• **What is being asked**
Your reply should be one number: how many lines of the records below contain the string "reading".
....
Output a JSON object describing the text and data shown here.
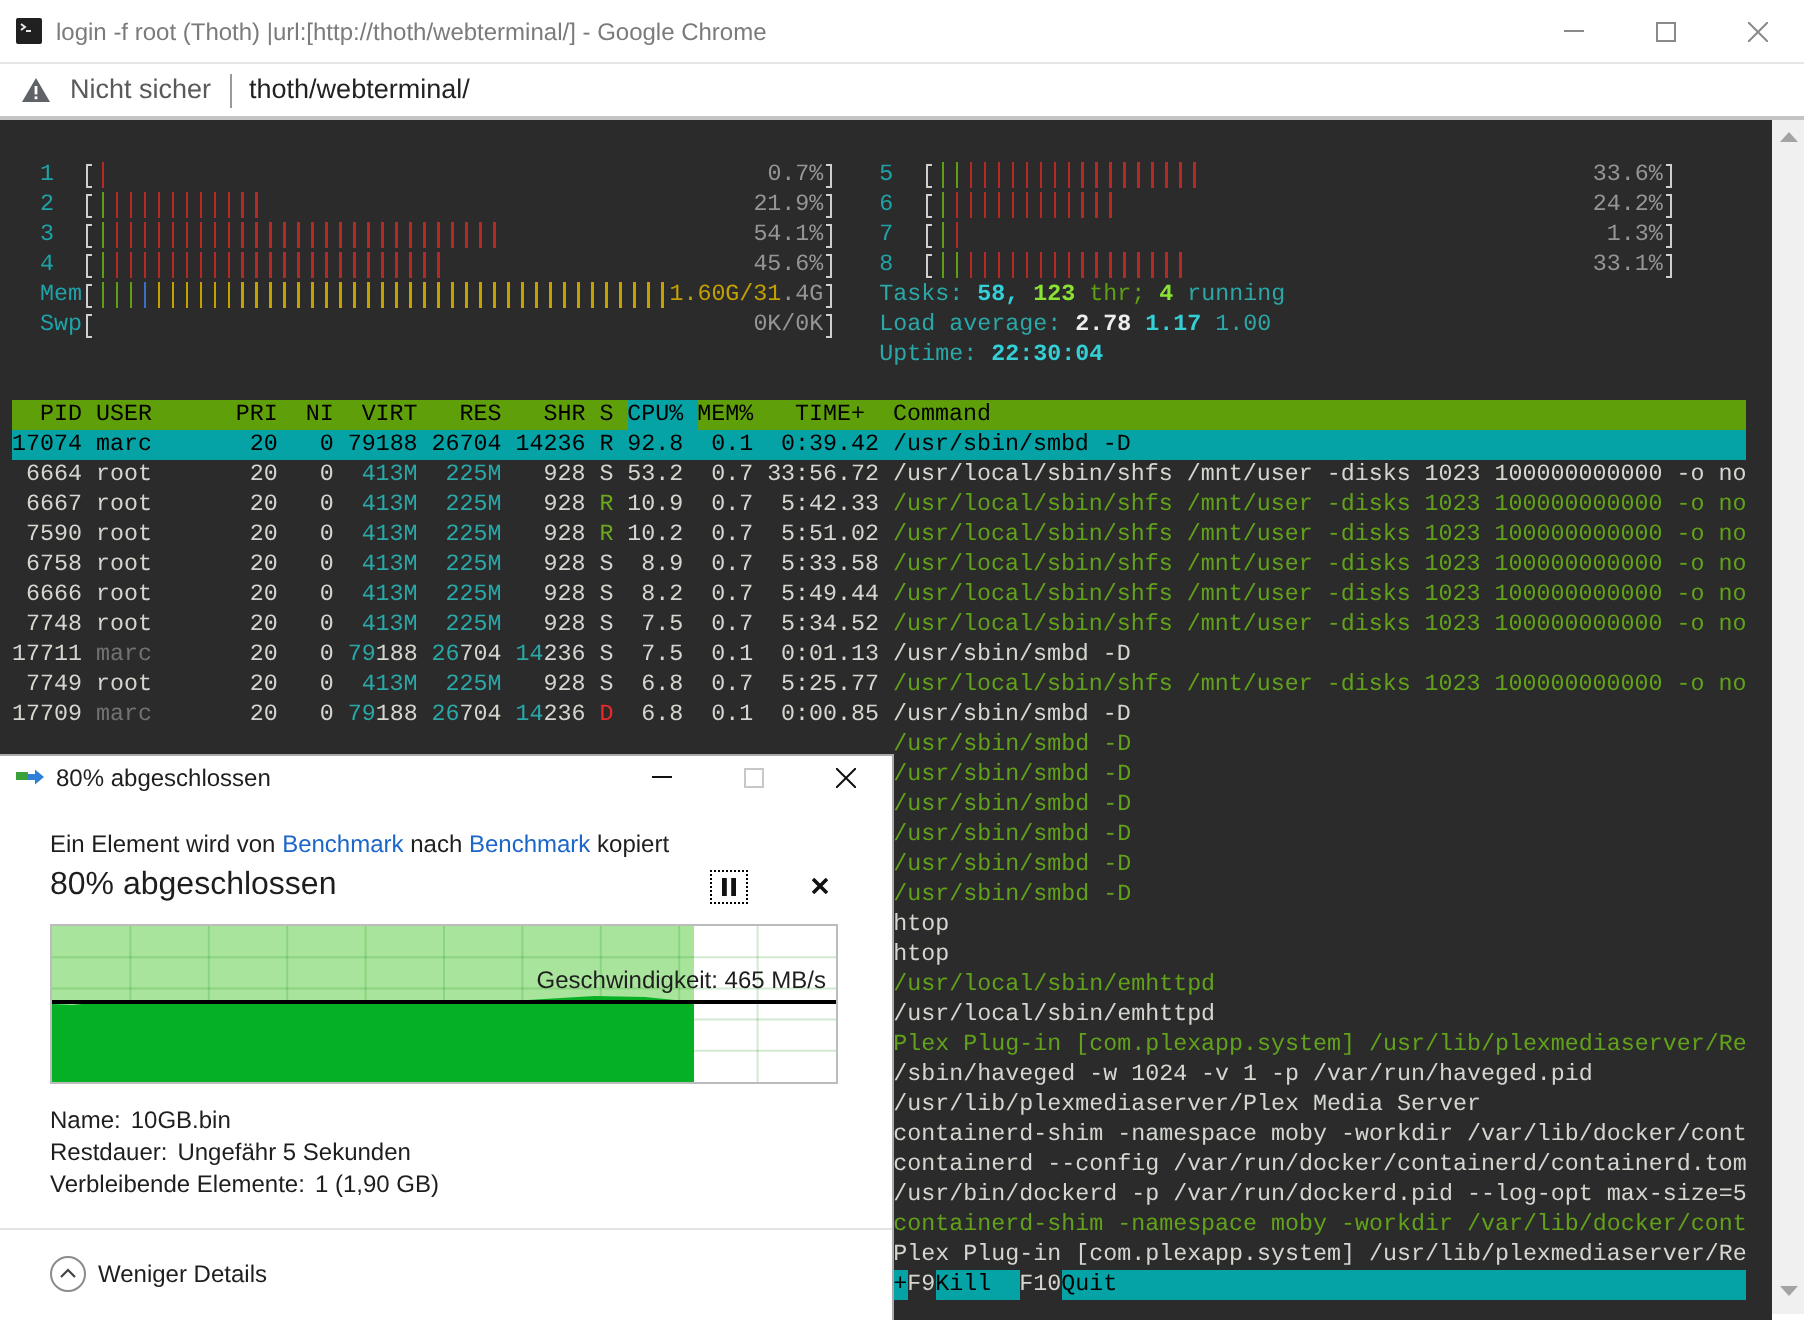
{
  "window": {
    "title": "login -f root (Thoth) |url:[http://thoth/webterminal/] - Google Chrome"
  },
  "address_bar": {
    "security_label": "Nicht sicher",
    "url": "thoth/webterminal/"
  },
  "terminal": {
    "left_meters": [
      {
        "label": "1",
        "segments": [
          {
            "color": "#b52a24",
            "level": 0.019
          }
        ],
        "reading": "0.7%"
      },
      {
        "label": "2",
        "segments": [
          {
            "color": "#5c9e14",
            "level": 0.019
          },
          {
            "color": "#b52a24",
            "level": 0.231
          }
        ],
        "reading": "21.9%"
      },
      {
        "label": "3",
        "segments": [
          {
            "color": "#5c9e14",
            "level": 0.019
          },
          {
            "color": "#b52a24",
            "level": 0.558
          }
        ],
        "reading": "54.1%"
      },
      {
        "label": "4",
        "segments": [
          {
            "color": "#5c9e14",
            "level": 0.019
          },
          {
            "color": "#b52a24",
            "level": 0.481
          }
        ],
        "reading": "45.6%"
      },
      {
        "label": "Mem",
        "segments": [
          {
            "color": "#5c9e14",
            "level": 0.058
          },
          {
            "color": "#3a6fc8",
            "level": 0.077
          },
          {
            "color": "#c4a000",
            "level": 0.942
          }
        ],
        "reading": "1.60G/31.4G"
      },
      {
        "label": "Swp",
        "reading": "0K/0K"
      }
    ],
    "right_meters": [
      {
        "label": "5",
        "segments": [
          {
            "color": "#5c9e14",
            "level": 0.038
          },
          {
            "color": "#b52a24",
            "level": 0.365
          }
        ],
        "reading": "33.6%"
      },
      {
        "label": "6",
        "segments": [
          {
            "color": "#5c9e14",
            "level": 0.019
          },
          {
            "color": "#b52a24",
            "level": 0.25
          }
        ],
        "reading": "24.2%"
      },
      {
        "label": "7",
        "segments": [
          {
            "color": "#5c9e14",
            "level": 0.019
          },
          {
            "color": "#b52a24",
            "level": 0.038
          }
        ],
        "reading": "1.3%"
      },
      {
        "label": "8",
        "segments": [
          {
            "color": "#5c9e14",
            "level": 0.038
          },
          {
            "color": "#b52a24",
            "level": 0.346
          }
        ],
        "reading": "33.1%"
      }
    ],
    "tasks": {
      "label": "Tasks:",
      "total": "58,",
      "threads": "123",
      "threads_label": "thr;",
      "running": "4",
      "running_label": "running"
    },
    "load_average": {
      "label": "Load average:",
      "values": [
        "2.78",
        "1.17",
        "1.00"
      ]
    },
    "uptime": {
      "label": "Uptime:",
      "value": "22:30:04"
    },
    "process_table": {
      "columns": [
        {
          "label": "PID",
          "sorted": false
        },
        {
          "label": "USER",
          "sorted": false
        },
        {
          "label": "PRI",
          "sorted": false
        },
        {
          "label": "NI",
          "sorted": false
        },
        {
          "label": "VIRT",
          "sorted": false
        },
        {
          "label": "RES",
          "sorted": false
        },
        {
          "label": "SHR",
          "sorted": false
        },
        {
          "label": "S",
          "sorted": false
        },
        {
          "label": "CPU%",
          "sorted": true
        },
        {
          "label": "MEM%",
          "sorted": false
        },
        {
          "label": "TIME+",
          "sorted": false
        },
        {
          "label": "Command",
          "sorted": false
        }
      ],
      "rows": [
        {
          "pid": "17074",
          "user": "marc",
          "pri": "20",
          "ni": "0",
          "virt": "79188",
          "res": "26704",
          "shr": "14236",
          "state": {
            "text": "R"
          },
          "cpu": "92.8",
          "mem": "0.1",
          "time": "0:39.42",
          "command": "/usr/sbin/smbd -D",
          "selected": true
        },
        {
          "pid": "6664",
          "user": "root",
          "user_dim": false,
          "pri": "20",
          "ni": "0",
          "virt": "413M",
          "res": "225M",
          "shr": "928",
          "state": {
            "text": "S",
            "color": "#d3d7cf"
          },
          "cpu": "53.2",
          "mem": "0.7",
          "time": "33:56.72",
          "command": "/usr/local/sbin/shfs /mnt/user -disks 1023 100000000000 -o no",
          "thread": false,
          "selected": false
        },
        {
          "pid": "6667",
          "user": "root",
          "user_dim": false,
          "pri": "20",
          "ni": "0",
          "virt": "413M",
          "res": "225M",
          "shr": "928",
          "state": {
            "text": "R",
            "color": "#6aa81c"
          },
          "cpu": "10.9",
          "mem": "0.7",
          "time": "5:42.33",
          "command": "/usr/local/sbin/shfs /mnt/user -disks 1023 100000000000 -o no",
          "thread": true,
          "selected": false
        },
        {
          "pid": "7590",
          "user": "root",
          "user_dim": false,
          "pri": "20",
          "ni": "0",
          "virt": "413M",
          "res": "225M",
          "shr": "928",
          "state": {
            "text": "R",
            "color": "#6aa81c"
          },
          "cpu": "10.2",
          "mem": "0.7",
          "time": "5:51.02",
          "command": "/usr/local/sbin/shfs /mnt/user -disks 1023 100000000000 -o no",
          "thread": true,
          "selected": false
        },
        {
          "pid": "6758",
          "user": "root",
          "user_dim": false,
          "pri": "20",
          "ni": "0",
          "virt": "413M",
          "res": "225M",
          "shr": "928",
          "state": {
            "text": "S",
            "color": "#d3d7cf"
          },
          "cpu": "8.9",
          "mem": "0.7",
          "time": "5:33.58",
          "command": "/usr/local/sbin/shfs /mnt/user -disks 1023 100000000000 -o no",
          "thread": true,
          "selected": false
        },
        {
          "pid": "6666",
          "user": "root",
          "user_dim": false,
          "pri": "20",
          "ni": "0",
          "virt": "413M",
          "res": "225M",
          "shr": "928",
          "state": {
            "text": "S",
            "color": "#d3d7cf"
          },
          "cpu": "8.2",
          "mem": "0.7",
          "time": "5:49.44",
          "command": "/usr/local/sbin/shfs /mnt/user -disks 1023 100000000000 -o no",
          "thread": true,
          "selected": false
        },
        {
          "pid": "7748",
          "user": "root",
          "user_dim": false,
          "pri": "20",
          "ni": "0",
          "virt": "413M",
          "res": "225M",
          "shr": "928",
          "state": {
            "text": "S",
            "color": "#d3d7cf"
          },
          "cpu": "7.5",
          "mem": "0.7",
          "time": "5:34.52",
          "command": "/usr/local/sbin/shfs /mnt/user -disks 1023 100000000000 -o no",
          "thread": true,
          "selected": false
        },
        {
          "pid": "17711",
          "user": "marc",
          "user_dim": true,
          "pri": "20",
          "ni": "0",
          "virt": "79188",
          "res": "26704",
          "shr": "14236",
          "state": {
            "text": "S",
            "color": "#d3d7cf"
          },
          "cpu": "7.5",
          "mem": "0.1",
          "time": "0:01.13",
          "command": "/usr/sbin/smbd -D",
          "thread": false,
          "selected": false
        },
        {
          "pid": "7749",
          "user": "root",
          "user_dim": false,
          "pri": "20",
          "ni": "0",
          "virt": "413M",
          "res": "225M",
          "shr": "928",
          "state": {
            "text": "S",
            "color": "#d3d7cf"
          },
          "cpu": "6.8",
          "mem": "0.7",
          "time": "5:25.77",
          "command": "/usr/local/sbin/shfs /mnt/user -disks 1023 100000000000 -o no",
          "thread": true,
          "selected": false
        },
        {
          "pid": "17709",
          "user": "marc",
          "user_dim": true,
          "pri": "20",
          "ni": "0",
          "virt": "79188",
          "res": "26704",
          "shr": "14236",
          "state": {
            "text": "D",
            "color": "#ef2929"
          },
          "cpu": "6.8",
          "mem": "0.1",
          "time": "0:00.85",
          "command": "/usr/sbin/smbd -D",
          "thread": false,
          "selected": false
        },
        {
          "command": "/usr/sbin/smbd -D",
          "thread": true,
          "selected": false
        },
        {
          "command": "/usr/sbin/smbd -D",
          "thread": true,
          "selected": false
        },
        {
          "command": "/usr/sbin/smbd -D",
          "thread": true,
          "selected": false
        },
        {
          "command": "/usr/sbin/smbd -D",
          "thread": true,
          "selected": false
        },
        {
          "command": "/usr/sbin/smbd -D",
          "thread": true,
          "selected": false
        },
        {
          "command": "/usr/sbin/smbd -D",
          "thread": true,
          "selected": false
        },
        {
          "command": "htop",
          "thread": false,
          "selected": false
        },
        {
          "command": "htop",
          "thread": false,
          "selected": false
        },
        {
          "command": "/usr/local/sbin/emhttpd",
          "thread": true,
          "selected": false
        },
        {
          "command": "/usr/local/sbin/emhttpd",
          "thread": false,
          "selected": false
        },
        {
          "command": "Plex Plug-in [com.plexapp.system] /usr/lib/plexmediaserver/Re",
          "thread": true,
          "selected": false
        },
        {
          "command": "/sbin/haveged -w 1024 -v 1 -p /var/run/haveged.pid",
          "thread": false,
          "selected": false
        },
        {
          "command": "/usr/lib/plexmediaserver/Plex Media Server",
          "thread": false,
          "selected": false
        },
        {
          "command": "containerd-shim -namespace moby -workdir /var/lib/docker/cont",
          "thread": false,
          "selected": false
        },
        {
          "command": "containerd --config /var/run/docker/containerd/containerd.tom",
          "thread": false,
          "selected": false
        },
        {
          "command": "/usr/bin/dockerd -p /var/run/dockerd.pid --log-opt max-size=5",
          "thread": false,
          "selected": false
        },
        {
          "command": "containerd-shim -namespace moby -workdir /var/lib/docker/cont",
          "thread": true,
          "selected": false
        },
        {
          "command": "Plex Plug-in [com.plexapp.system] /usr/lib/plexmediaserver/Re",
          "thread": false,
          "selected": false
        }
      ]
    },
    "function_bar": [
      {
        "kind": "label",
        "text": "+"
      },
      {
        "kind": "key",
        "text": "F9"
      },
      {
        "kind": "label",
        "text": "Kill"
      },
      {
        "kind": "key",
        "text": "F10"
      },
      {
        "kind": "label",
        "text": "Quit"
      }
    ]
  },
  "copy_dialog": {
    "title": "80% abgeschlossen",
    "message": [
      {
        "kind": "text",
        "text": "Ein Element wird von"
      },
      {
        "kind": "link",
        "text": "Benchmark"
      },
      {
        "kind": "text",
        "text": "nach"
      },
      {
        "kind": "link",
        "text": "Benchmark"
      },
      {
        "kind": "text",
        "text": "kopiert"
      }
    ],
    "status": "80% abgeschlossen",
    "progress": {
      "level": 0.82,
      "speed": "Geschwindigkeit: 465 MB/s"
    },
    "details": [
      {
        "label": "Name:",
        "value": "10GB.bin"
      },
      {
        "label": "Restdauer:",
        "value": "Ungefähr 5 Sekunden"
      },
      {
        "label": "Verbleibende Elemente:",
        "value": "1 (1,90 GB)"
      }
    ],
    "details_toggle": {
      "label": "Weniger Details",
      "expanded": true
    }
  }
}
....
• **Output**
10